    Lisa Vernon Posts: 1

    Thank you, Tippi for writing that intelligent editorial.

  • betouliere posted at 12:34 pm on Sun, Sep 22, 2013.

    betouliere Posts: 4

    One last thought ... mountain lions can jump 20 feet vertically and 40 feet horizontally.

    So much for the applicants proposed 8 foot high chain link fences or even 16 foot high interior chain link fences.

    If this goes through I hope the mountain lions jump over the fence and eat the tasty tigers.

  • Melissa Caskey posted at 6:43 pm on Sat, Sep 21, 2013.

    Melissa Posts: 26 Staff

    @sunshine59: No, the tigers are not in Malibu. The landowner doesn't have a permit to house them in Malibu (which is what is being applied for). The tigers are at a licensed animal facility, according to the LA Times, "somewhere in Southern California." You can read their full story here:,0,3355990.story

  • Hans Laetz posted at 1:00 pm on Sat, Sep 21, 2013.

    hanslaetz Posts: 475

    The proposed tiger cages do not include any sanitation or drainage system other than "solid waste will be scooped up and hauled off by the garbage company." Liquid waste and washwater will be discharged onto the rocky soil on the property, to eventually spill into a nearby arroyo (that feeds the ASBS in the coean). The tigers will not only scare off native mountain lions and bobcats, but also, the deer that the local big cats need to eat. The Ventura County CEQA study failed to consider that. I hope the bureaucrats in Ventura consider their mistake and reverse course.
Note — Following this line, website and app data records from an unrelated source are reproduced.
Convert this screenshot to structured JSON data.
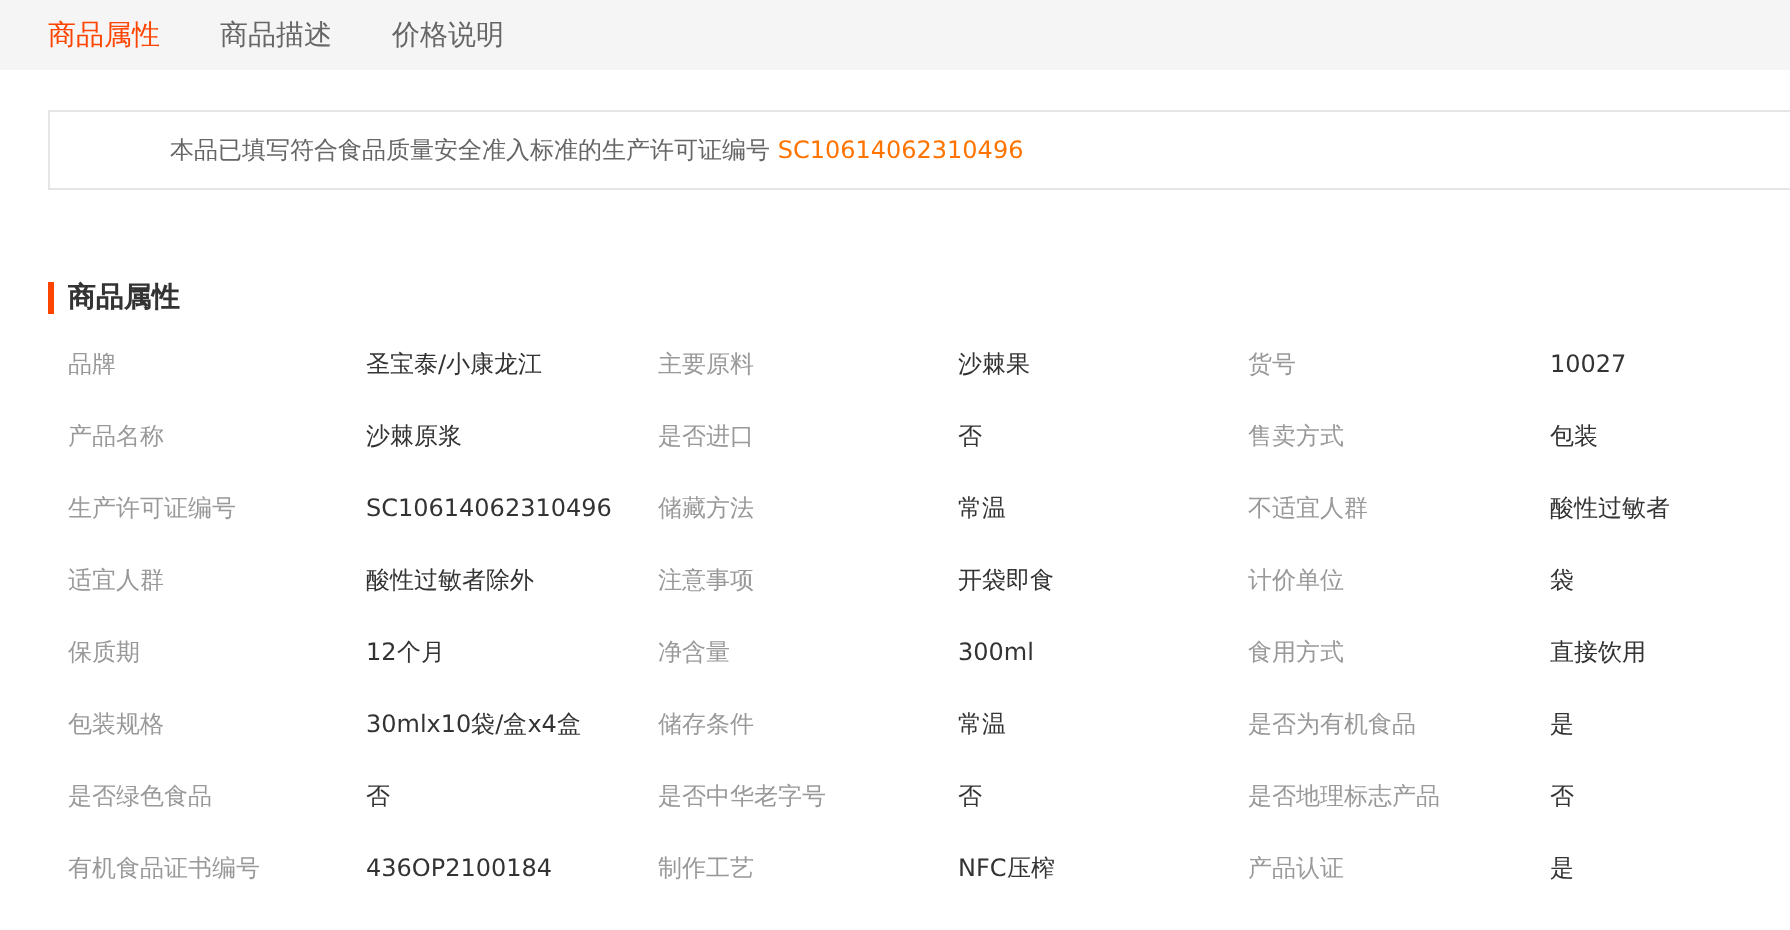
{
  "tabs": [
    {
      "label": "商品属性",
      "selected": true
    },
    {
      "label": "商品描述",
      "selected": false
    },
    {
      "label": "价格说明",
      "selected": false
    }
  ],
  "notice": {
    "text": "本品已填写符合食品质量安全准入标准的生产许可证编号",
    "license": "SC10614062310496"
  },
  "section_title": "商品属性",
  "attributes": [
    {
      "label": "品牌",
      "value": "圣宝泰/小康龙江"
    },
    {
      "label": "主要原料",
      "value": "沙棘果"
    },
    {
      "label": "货号",
      "value": "10027"
    },
    {
      "label": "产品名称",
      "value": "沙棘原浆"
    },
    {
      "label": "是否进口",
      "value": "否"
    },
    {
      "label": "售卖方式",
      "value": "包装"
    },
    {
      "label": "生产许可证编号",
      "value": "SC10614062310496"
    },
    {
      "label": "储藏方法",
      "value": "常温"
    },
    {
      "label": "不适宜人群",
      "value": "酸性过敏者"
    },
    {
      "label": "适宜人群",
      "value": "酸性过敏者除外"
    },
    {
      "label": "注意事项",
      "value": "开袋即食"
    },
    {
      "label": "计价单位",
      "value": "袋"
    },
    {
      "label": "保质期",
      "value": "12个月"
    },
    {
      "label": "净含量",
      "value": "300ml"
    },
    {
      "label": "食用方式",
      "value": "直接饮用"
    },
    {
      "label": "包装规格",
      "value": "30mlx10袋/盒x4盒"
    },
    {
      "label": "储存条件",
      "value": "常温"
    },
    {
      "label": "是否为有机食品",
      "value": "是"
    },
    {
      "label": "是否绿色食品",
      "value": "否"
    },
    {
      "label": "是否中华老字号",
      "value": "否"
    },
    {
      "label": "是否地理标志产品",
      "value": "否"
    },
    {
      "label": "有机食品证书编号",
      "value": "436OP2100184"
    },
    {
      "label": "制作工艺",
      "value": "NFC压榨"
    },
    {
      "label": "产品认证",
      "value": "是"
    }
  ]
}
As Ms. Hendren points out, the proposed tiger cages are wrong for many reasons, but the impact of exotic species on native animals alone make this proposal a big fat mistake.

  • sunshine59 posted at 8:47 am on Sat, Sep 21, 2013.
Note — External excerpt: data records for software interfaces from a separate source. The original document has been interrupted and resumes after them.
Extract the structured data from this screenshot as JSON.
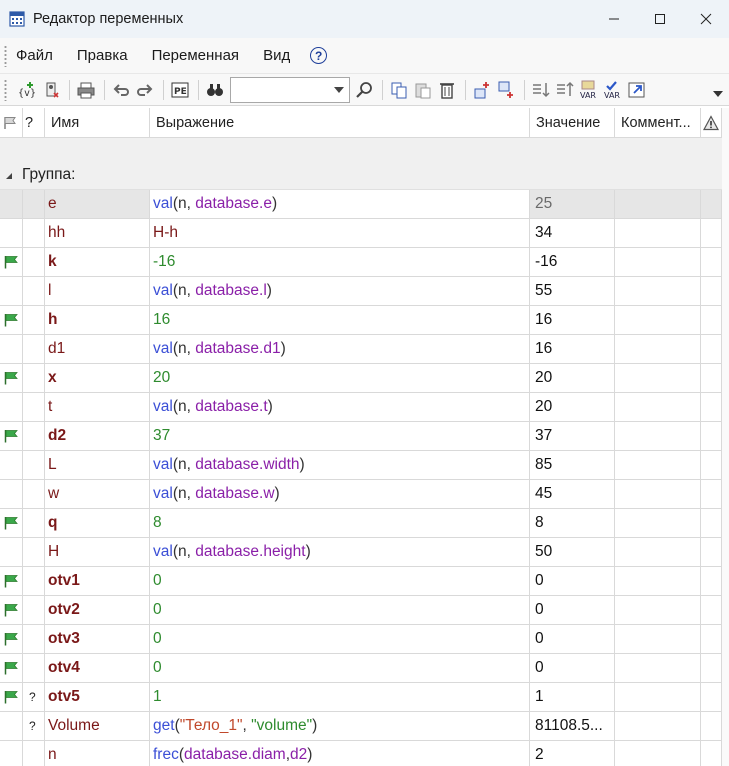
{
  "window": {
    "title": "Редактор переменных",
    "controls": [
      "minimize",
      "maximize",
      "close"
    ]
  },
  "menu": [
    {
      "label": "Файл"
    },
    {
      "label": "Правка"
    },
    {
      "label": "Переменная"
    },
    {
      "label": "Вид"
    }
  ],
  "help": {
    "label": "?"
  },
  "toolbar": {
    "search": {
      "value": "",
      "placeholder": ""
    },
    "buttons": [
      "add-variable-icon",
      "delete-variable-icon",
      "print-icon",
      "undo-icon",
      "redo-icon",
      "parameters-icon",
      "find-icon",
      "search-go-icon",
      "copy-icon",
      "paste-icon",
      "delete-icon",
      "insert-above-icon",
      "insert-below-icon",
      "sort-down-icon",
      "sort-up-icon",
      "var-icon",
      "var-check-icon",
      "external-link-icon"
    ]
  },
  "columns": {
    "flag": "",
    "q": "?",
    "name": "Имя",
    "expr": "Выражение",
    "value": "Значение",
    "comment": "Коммент...",
    "warn": ""
  },
  "group": {
    "label": "Группа:"
  },
  "rows": [
    {
      "flag": false,
      "q": "",
      "name": "e",
      "value": "25",
      "comment": "",
      "expr": [
        {
          "t": "val",
          "k": "fn"
        },
        {
          "t": "(n, ",
          "k": "p"
        },
        {
          "t": "database.e",
          "k": "var"
        },
        {
          "t": ")",
          "k": "p"
        }
      ]
    },
    {
      "flag": false,
      "q": "",
      "name": "hh",
      "value": "34",
      "comment": "",
      "expr": [
        {
          "t": "H-h",
          "k": "plain"
        }
      ]
    },
    {
      "flag": true,
      "q": "",
      "name": "k",
      "value": "-16",
      "comment": "",
      "expr": [
        {
          "t": "-16",
          "k": "num"
        }
      ]
    },
    {
      "flag": false,
      "q": "",
      "name": "l",
      "value": "55",
      "comment": "",
      "expr": [
        {
          "t": "val",
          "k": "fn"
        },
        {
          "t": "(n, ",
          "k": "p"
        },
        {
          "t": "database.l",
          "k": "var"
        },
        {
          "t": ")",
          "k": "p"
        }
      ]
    },
    {
      "flag": true,
      "q": "",
      "name": "h",
      "value": "16",
      "comment": "",
      "expr": [
        {
          "t": "16",
          "k": "num"
        }
      ]
    },
    {
      "flag": false,
      "q": "",
      "name": "d1",
      "value": "16",
      "comment": "",
      "expr": [
        {
          "t": "val",
          "k": "fn"
        },
        {
          "t": "(n, ",
          "k": "p"
        },
        {
          "t": "database.d1",
          "k": "var"
        },
        {
          "t": ")",
          "k": "p"
        }
      ]
    },
    {
      "flag": true,
      "q": "",
      "name": "x",
      "value": "20",
      "comment": "",
      "expr": [
        {
          "t": "20",
          "k": "num"
        }
      ]
    },
    {
      "flag": false,
      "q": "",
      "name": "t",
      "value": "20",
      "comment": "",
      "expr": [
        {
          "t": "val",
          "k": "fn"
        },
        {
          "t": "(n, ",
          "k": "p"
        },
        {
          "t": "database.t",
          "k": "var"
        },
        {
          "t": ")",
          "k": "p"
        }
      ]
    },
    {
      "flag": true,
      "q": "",
      "name": "d2",
      "value": "37",
      "comment": "",
      "expr": [
        {
          "t": "37",
          "k": "num"
        }
      ]
    },
    {
      "flag": false,
      "q": "",
      "name": "L",
      "value": "85",
      "comment": "",
      "expr": [
        {
          "t": "val",
          "k": "fn"
        },
        {
          "t": "(n, ",
          "k": "p"
        },
        {
          "t": "database.width",
          "k": "var"
        },
        {
          "t": ")",
          "k": "p"
        }
      ]
    },
    {
      "flag": false,
      "q": "",
      "name": "w",
      "value": "45",
      "comment": "",
      "expr": [
        {
          "t": "val",
          "k": "fn"
        },
        {
          "t": "(n, ",
          "k": "p"
        },
        {
          "t": "database.w",
          "k": "var"
        },
        {
          "t": ")",
          "k": "p"
        }
      ]
    },
    {
      "flag": true,
      "q": "",
      "name": "q",
      "value": "8",
      "comment": "",
      "expr": [
        {
          "t": "8",
          "k": "num"
        }
      ]
    },
    {
      "flag": false,
      "q": "",
      "name": "H",
      "value": "50",
      "comment": "",
      "expr": [
        {
          "t": "val",
          "k": "fn"
        },
        {
          "t": "(n, ",
          "k": "p"
        },
        {
          "t": "database.height",
          "k": "var"
        },
        {
          "t": ")",
          "k": "p"
        }
      ]
    },
    {
      "flag": true,
      "q": "",
      "name": "otv1",
      "value": "0",
      "comment": "",
      "expr": [
        {
          "t": "0",
          "k": "num"
        }
      ]
    },
    {
      "flag": true,
      "q": "",
      "name": "otv2",
      "value": "0",
      "comment": "",
      "expr": [
        {
          "t": "0",
          "k": "num"
        }
      ]
    },
    {
      "flag": true,
      "q": "",
      "name": "otv3",
      "value": "0",
      "comment": "",
      "expr": [
        {
          "t": "0",
          "k": "num"
        }
      ]
    },
    {
      "flag": true,
      "q": "",
      "name": "otv4",
      "value": "0",
      "comment": "",
      "expr": [
        {
          "t": "0",
          "k": "num"
        }
      ]
    },
    {
      "flag": true,
      "q": "?",
      "name": "otv5",
      "value": "1",
      "comment": "",
      "expr": [
        {
          "t": "1",
          "k": "num"
        }
      ]
    },
    {
      "flag": false,
      "q": "?",
      "name": "Volume",
      "value": "81108.5...",
      "comment": "",
      "expr": [
        {
          "t": "get",
          "k": "fn"
        },
        {
          "t": "(",
          "k": "p"
        },
        {
          "t": "\"Тело_1\"",
          "k": "strr"
        },
        {
          "t": ", ",
          "k": "p"
        },
        {
          "t": "\"volume\"",
          "k": "str"
        },
        {
          "t": ")",
          "k": "p"
        }
      ]
    },
    {
      "flag": false,
      "q": "",
      "name": "n",
      "value": "2",
      "comment": "",
      "expr": [
        {
          "t": "frec",
          "k": "fn"
        },
        {
          "t": "(",
          "k": "p"
        },
        {
          "t": "database.diam",
          "k": "var"
        },
        {
          "t": ",",
          "k": "p"
        },
        {
          "t": "d2",
          "k": "var"
        },
        {
          "t": ")",
          "k": "p"
        }
      ]
    }
  ],
  "selected_row": 0,
  "colors": {
    "titlebar": "#eef3f8",
    "name": "#7a1818",
    "function": "#3b4fd6",
    "variable": "#8a1fa8",
    "number": "#2e8b2e",
    "flag": "#3aa84a"
  }
}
    sunshine59 Posts: 7

    if someone would answer my question it sure would be appreciated

  • macaroons posted at 7:58 am on Sat, Sep 21, 2013.
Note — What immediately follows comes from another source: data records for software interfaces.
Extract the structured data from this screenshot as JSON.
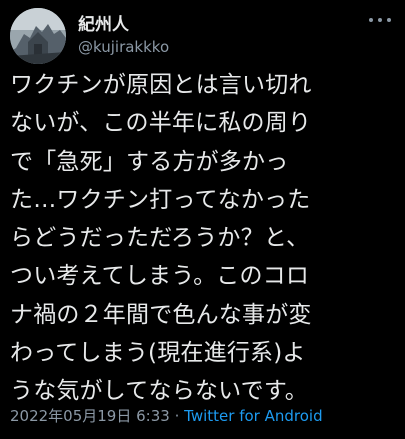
{
  "author": {
    "display_name": "紀州人",
    "handle": "@kujirakkko"
  },
  "tweet": {
    "lines": [
      "ワクチンが原因とは言い切れ",
      "ないが、この半年に私の周り",
      "で「急死」する方が多かっ",
      "た…ワクチン打ってなかった",
      "らどうだっただろうか？と、",
      "つい考えてしまう。このコロ",
      "ナ禍の２年間で色んな事が変",
      "わってしまう(現在進行系)よ",
      "うな気がしてならないです。"
    ]
  },
  "meta": {
    "timestamp": "2022年05月19日 6:33",
    "separator": "·",
    "source": "Twitter for Android"
  },
  "icons": {
    "more": "more-icon",
    "avatar": "avatar"
  },
  "colors": {
    "background": "#000000",
    "text": "#e7e9ea",
    "secondary": "#8b98a5",
    "link": "#1d9bf0"
  }
}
    macaroons Posts: 1

    well stated Tipi, and Thank you for your Intelligent, Factual information.

  • betouliere posted at 8:33 pm on Fri, Sep 20, 2013.

    betouliere Posts: 4


    I have been thinking about this thought for the last several weeks now and am finally posting it today.

    I have spent my whole life living in the Santa Monica Mountains and so far have only seen one mountain lion. The encounter was thrilling and frightening at the same moment. Fortunately he walked away, turned, sat and watched me as I carefully walked backwards to safety watching him watch me all the while.

    Each mountain lion needs a 10 square miles to have a healthy feeding area.

    Now if I was a mountain lion and five tigers moved into my neighborhood I would be pissed. I could smell them from miles away and I would do everything I could do to meet, confront and eliminate these un-welcomed intruders. I would be uncontrollably drawn to this very Pacific View neighborhood and I would be on the prowl. I would put caution aside and would be drawn closer to humans and their pets for my next dinner.

    Wake up neighbors and the County of Ventura because this is a very bad idea.

  • sunshine59 posted at 9:10 am on Fri, Sep 20, 2013.

    sunshine59 Posts: 7

    where are the tigers now? are they already in Malibu somewhere?

  • DP310 posted at 8:33 am on Fri, Sep 20, 2013.

    DP310 Posts: 11

    Thank you Tippi for taking the time to share your knowledge and experience. Now if we can only get those who decides these things to listen.

  • Tom Bates posted at 8:20 am on Fri, Sep 20, 2013.

    Tom Bates Posts: 133

    Twetty" would say " I thought I saw a Puddy Cat".

  • MMA posted at 8:15 am on Thu, Sep 19, 2013.

    MMA Posts: 283

    Don't we have enough wild animals wandering around Malibu already? Many of them on motorcycles.